We’re all familiar with the endless drug and health insurance advertisements that are shoved in our faces on an almost daily basis. We watch them on TV, hear them on the radio, and see them plastered across newspaper pages, magazines, and billboards along the expressway. It has become eerie how familiar they have become to us: a seemingly integral part of our everyday routines. What they really are is a sign of our failing healthcare system in terms of how modern healthcare has lost focus on the patient. At the end of the day, our healthcare is becoming less about the patient and more about the generation of money in the most efficient way possible (as it is, unfortunately, with most things). However, unlike “most things,” the damage that is being done to our healthcare system has created a much more sinister cycle of large companies and corporate-run hospitals profiting off of patients.
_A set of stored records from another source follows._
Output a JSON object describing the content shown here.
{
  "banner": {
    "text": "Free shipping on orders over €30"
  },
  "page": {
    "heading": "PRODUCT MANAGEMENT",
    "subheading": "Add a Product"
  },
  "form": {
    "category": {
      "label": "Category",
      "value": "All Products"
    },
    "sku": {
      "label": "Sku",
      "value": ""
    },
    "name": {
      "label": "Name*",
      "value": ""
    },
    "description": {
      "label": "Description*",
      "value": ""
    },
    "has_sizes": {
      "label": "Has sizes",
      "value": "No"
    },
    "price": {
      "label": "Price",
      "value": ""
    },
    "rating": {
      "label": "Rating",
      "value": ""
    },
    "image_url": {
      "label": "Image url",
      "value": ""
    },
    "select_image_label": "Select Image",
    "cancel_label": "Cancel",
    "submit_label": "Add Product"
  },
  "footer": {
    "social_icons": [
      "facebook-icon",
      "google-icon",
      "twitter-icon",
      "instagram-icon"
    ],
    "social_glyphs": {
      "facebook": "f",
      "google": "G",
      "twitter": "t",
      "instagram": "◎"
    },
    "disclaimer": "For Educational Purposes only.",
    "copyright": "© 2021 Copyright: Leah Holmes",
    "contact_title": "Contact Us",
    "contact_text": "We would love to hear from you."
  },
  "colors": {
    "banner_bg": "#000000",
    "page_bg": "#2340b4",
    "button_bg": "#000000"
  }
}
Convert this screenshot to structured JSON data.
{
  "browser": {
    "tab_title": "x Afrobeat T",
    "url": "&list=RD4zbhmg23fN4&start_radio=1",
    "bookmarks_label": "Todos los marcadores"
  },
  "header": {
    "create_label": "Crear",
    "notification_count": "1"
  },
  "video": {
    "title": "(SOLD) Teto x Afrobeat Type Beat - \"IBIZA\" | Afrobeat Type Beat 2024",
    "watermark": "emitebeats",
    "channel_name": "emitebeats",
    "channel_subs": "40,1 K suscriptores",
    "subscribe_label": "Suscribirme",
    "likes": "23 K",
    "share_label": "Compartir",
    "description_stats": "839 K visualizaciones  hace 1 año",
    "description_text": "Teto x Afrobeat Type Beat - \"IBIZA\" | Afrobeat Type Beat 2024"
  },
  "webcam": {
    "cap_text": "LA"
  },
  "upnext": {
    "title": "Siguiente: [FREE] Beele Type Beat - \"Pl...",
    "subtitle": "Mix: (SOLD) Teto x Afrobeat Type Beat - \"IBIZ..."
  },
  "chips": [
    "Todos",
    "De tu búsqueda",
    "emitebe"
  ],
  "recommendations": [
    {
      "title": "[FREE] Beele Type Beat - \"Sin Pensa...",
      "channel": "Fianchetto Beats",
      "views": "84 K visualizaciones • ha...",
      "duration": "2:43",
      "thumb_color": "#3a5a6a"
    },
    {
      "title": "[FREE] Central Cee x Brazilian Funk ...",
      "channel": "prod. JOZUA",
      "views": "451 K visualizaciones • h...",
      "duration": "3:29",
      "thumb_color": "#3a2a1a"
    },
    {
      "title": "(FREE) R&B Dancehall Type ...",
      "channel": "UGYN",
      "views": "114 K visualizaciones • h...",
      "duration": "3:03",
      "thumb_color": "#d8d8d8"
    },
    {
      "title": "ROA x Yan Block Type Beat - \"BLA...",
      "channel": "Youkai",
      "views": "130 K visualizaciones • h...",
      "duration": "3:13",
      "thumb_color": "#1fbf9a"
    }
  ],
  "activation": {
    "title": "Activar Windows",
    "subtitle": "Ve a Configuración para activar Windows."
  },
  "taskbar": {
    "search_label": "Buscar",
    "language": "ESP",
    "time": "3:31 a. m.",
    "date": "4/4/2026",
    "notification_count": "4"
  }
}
Meaningful patient care is coming in second to profit.
The imbalance in how time is spent in the healthcare industry is severely one-sided. Too much time is spent on selling the next “miracle drug” and condensing hospitals rather than on the meaningful and worthwhile care of the patient. It is easier to throw another drug in our faces than to try and prevent another hospital visit altogether. This lack of proper care towards the patient has not only created this horrible cycle, but it can make people more dependent on this broken system. More often than not, patients are sent home with temporary solutions that either don’t solve the situation at all or make it worse, sending them right back to where they started. Since more resources are being spent on sending patients home with another temporary solution, the amount of time doctors are spending actually treating the patient has decreased. Doctors are evaluated on a volume and productivity model and not necessarily from a “healthy outcomes” standpoint. The average amount of time doctors spend with their patients on average is 17.5 minutes. Quick, easily prescribable solutions are the only ‘tools’ in the physician’s toolbox as they are encouraged to move onto the next patient. Preventative strategies and a more long-lasting solution are not feasible options in our current ‘drive-through’ healthcare model.
What we need are solutions that are meaningful and patients that are encouraged and supported to improve their overall health long after they’ve had their visit to the doctor. We spend about 88% of our time and money on medical services such as hospital visits when we should be investing our time on the things that truly make us healthy. Learning and practicing self-care and other healthy behaviors will help us prevent future illnesses and decrease our dependence on a failing healthcare system. Each person deserves to be treated in their own, unique way; the same solution cannot be expected to work for everyone. We cannot keep expecting the same drugs and treatments to have the same effect on everyone, especially if they aren’t even the right solutions to being with. We need a system that leads to more ‘well checks’ and less ‘urgent care’ visits.
Unfortunately, modern medicine has become so advanced that it has become easier to commercialize it and, therefore, harder to stop the corporate entities that may not have the patient’s wellness at the center of their business model. Each drug commercial, each hospital that is down-sized, is another step towards a largely unproductive and harmful future of our healthcare system and our overall future health.